Light for Sight 21 was founded in 2011 during a candid discussion that Nikki Hafezi had with her husband, Farhad Hafezi, a keratoconus/cross-linking expert. She read in several scientific publications that the Down Syndrome population was more susceptible to have keratoconus than the general population. So, she asked her husband about why so few people with Down Syndrome are treated by corneal cross-linking (CXL), and how the Down Syndrome community is notified about this relatively new form of treatment of KC.
Only a few months later due to high demand, the “Light for Sight 21” project expanded to include all children and adolescents with keratoconus and given the general name of “Light for Sight.”

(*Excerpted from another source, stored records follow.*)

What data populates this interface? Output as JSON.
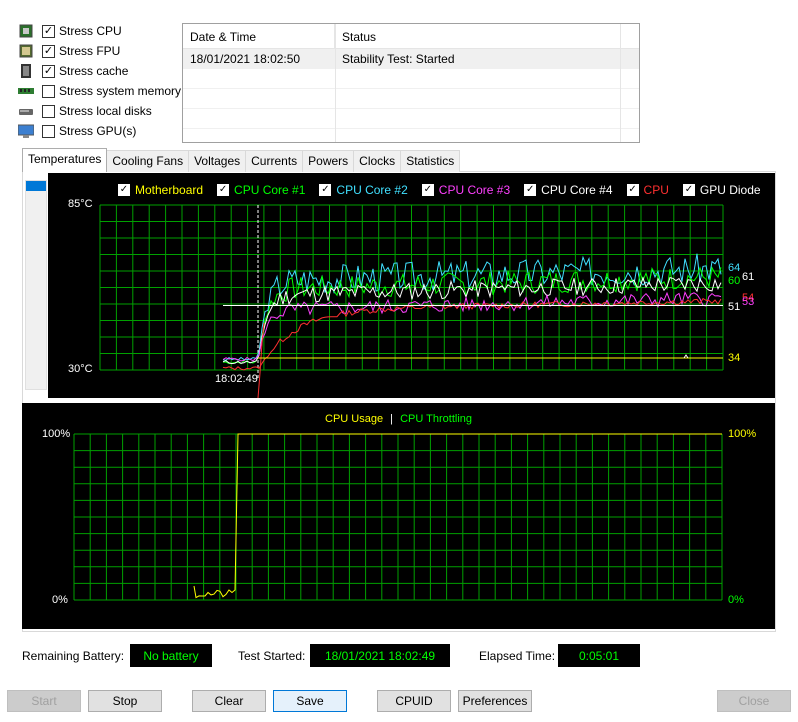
{
  "stress_options": [
    {
      "label": "Stress CPU",
      "checked": true,
      "icon": "cpu-icon"
    },
    {
      "label": "Stress FPU",
      "checked": true,
      "icon": "fpu-icon"
    },
    {
      "label": "Stress cache",
      "checked": true,
      "icon": "cache-icon"
    },
    {
      "label": "Stress system memory",
      "checked": false,
      "icon": "memory-icon"
    },
    {
      "label": "Stress local disks",
      "checked": false,
      "icon": "disk-icon"
    },
    {
      "label": "Stress GPU(s)",
      "checked": false,
      "icon": "gpu-icon"
    }
  ],
  "log": {
    "col_datetime": "Date & Time",
    "col_status": "Status",
    "rows": [
      {
        "datetime": "18/01/2021 18:02:50",
        "status": "Stability Test: Started"
      }
    ]
  },
  "tabs": [
    "Temperatures",
    "Cooling Fans",
    "Voltages",
    "Currents",
    "Powers",
    "Clocks",
    "Statistics"
  ],
  "active_tab": "Temperatures",
  "temp_graph": {
    "y_max_label": "85°C",
    "y_min_label": "30°C",
    "time_label": "18:02:49",
    "legend": [
      {
        "name": "Motherboard",
        "color": "#ffff00"
      },
      {
        "name": "CPU Core #1",
        "color": "#00ff00"
      },
      {
        "name": "CPU Core #2",
        "color": "#40e0ff"
      },
      {
        "name": "CPU Core #3",
        "color": "#ff40ff"
      },
      {
        "name": "CPU Core #4",
        "color": "#ffffff"
      },
      {
        "name": "CPU",
        "color": "#ff3030"
      },
      {
        "name": "GPU Diode",
        "color": "#ffffff"
      }
    ],
    "end_values": [
      {
        "value": "64",
        "color": "#40e0ff"
      },
      {
        "value": "61",
        "color": "#ffffff"
      },
      {
        "value": "60",
        "color": "#00ff00"
      },
      {
        "value": "54",
        "color": "#ff3030"
      },
      {
        "value": "53",
        "color": "#ff40ff"
      },
      {
        "value": "51",
        "color": "#ffffff"
      },
      {
        "value": "34",
        "color": "#ffff00"
      }
    ]
  },
  "usage_graph": {
    "title_cpu_usage": "CPU Usage",
    "separator": "|",
    "title_throttling": "CPU Throttling",
    "left_top": "100%",
    "left_bottom": "0%",
    "right_top": "100%",
    "right_bottom": "0%"
  },
  "info": {
    "battery_label": "Remaining Battery:",
    "battery_value": "No battery",
    "started_label": "Test Started:",
    "started_value": "18/01/2021 18:02:49",
    "elapsed_label": "Elapsed Time:",
    "elapsed_value": "0:05:01"
  },
  "buttons": {
    "start": "Start",
    "stop": "Stop",
    "clear": "Clear",
    "save": "Save",
    "cpuid": "CPUID",
    "preferences": "Preferences",
    "close": "Close"
  },
  "colors": {
    "graph_bg": "#000000",
    "grid": "#00a000",
    "info_text": "#00ff00"
  }
}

Her simple question is now uniting clinical institutions, research groups, patient organizations and the private sector in achieving the mission to eliminate severe visual impairment among all children and adolescents with keratoconus.
Introduction to Light for Sight – Nikki Hafezi

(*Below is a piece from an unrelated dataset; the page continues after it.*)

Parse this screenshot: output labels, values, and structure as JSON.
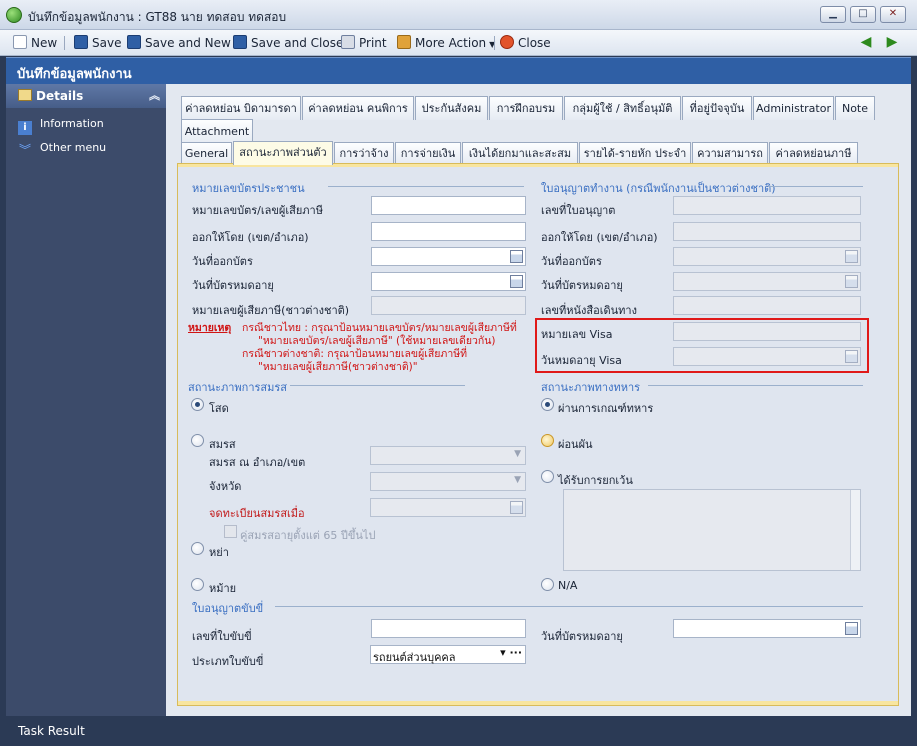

KMAP Study: Pilot study results, global infrastructure and next steps – Emilio Torres
Best Practice Model: How to build up patient referral networks – Nikki Hafezi
High Risk Patient Groups: Who are they (and why are they high-risk)? – Farhad Hafezi
Introduction to PINCO: first case study – Farhad Hafezi
Assessing clinical trial literature – Mark Hillen
Fluence and corneal thickness – Frederik Raiskup
Epi-off “Dresden” – Frederik Raiskup
CXL: Epi-off accelerated – Farhad Hafezi
State of the Art: PACK-CXL – Emilio Torres
Corneal biomechanics: modulating factors – Emilio Torres
Accelerated PACK-CXL as adjuvant treatment in infectious keratitis – Boris Knaizer